### PROBLEM DETAILS
Copy every line below where the string "this" is found.

### DATA PROVIDED
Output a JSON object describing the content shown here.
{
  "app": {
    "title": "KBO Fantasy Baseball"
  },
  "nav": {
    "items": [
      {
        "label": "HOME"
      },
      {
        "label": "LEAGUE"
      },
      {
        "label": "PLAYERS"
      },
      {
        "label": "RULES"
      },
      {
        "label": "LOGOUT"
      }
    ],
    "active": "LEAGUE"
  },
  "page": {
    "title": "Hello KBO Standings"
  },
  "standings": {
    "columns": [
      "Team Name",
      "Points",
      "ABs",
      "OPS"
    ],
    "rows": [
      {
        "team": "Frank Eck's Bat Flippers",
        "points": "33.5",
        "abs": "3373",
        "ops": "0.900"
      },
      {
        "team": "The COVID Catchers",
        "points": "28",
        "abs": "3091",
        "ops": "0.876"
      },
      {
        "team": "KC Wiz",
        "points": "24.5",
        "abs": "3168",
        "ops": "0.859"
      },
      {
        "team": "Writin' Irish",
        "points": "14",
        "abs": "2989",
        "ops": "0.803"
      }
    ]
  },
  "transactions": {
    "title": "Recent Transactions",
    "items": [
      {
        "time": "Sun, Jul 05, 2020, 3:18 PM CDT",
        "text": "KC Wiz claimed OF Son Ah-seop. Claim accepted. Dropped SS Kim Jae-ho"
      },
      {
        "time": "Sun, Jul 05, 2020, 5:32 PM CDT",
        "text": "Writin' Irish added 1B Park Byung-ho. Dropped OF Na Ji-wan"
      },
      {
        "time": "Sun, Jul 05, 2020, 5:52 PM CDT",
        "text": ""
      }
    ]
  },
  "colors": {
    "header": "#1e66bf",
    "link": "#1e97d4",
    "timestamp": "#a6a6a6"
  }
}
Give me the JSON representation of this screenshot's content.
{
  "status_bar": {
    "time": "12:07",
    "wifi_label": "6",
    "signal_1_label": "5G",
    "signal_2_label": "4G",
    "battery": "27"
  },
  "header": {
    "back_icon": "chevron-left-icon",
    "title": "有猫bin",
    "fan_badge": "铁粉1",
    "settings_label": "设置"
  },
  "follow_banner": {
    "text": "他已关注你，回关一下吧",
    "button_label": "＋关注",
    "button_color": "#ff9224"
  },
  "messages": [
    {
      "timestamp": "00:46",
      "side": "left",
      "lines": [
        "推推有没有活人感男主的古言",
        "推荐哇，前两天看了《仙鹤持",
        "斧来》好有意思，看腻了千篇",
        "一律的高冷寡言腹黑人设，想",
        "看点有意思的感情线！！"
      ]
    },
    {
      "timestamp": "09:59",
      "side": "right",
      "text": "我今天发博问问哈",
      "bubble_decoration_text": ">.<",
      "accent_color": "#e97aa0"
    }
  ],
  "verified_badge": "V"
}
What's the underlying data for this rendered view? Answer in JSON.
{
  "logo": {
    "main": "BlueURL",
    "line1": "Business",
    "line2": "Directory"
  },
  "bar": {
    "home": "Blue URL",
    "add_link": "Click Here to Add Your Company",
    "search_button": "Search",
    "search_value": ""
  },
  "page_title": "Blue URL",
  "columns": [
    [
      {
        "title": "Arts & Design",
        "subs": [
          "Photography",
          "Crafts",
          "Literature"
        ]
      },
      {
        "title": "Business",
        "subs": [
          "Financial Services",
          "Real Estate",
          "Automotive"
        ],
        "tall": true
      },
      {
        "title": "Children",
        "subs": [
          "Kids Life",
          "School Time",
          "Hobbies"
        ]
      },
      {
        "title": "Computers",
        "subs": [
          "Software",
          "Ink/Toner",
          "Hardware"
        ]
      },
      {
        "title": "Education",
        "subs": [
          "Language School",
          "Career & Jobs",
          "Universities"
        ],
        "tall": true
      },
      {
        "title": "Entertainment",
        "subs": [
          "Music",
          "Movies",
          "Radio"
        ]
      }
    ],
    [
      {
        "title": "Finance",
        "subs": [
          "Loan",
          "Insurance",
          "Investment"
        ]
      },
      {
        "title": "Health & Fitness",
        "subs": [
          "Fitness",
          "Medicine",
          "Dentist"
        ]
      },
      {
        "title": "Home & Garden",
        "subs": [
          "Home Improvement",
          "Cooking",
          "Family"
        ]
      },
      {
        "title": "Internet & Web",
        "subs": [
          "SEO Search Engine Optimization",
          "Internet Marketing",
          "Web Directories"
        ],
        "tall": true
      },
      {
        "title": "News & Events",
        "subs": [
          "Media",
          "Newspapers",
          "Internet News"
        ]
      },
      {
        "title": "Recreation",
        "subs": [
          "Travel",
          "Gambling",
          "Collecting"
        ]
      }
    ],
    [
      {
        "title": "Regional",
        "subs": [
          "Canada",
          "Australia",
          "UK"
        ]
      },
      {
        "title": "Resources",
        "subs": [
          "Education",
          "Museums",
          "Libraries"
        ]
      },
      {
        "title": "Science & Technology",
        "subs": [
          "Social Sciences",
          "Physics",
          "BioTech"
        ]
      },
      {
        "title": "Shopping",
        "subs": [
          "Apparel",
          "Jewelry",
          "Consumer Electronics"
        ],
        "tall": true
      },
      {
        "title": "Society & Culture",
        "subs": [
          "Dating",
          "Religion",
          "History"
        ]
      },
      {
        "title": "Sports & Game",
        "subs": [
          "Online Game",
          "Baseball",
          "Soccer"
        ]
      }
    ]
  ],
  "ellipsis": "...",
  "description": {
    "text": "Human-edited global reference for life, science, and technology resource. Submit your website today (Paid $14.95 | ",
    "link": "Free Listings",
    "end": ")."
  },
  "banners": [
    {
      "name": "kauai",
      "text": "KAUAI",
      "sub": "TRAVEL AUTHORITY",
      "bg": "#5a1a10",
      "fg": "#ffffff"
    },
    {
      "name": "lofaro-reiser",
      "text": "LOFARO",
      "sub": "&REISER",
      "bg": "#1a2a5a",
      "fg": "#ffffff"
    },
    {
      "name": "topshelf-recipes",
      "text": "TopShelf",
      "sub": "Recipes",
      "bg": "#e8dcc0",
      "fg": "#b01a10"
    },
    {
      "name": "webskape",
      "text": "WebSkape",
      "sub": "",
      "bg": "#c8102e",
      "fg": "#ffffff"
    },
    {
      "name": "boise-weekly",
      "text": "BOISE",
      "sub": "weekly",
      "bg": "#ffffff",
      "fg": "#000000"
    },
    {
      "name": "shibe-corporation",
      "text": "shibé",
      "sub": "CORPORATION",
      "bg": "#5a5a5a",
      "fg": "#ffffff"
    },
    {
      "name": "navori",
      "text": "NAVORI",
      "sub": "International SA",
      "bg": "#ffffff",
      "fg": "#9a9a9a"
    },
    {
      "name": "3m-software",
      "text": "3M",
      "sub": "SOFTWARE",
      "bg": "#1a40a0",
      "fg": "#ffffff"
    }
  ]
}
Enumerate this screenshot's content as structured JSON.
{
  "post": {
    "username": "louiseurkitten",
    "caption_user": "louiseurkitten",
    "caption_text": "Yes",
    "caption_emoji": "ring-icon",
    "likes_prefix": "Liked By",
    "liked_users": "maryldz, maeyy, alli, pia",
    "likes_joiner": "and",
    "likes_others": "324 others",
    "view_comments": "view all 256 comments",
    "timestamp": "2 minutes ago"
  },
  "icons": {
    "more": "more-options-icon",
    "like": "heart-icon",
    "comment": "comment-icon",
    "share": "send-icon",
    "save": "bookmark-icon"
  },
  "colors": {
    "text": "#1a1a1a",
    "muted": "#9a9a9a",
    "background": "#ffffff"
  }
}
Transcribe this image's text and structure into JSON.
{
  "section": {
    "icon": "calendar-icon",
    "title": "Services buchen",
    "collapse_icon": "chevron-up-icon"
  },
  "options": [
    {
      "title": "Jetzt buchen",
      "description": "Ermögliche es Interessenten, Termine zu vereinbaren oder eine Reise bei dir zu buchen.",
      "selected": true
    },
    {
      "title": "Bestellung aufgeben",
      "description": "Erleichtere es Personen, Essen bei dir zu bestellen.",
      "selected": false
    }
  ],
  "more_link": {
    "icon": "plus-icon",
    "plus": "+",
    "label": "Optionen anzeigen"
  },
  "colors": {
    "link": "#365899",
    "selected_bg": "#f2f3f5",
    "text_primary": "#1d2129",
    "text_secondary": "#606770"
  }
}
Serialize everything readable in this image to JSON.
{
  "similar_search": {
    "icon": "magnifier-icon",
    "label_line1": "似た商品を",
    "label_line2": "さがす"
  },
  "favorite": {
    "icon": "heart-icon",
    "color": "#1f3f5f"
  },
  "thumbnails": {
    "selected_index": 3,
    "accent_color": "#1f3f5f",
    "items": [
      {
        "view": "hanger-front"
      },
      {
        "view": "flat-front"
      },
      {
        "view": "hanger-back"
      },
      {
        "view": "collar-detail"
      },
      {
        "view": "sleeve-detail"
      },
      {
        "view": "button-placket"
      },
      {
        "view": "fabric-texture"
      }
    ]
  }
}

### REPLY
Give me the JSON representation of this screenshot's content.
What's the underlying data for this rendered view? Answer in JSON.
Enumerate this screenshot's content as structured JSON.
Transcribe this image's text and structure into JSON.
Serialize everything readable in this image to JSON.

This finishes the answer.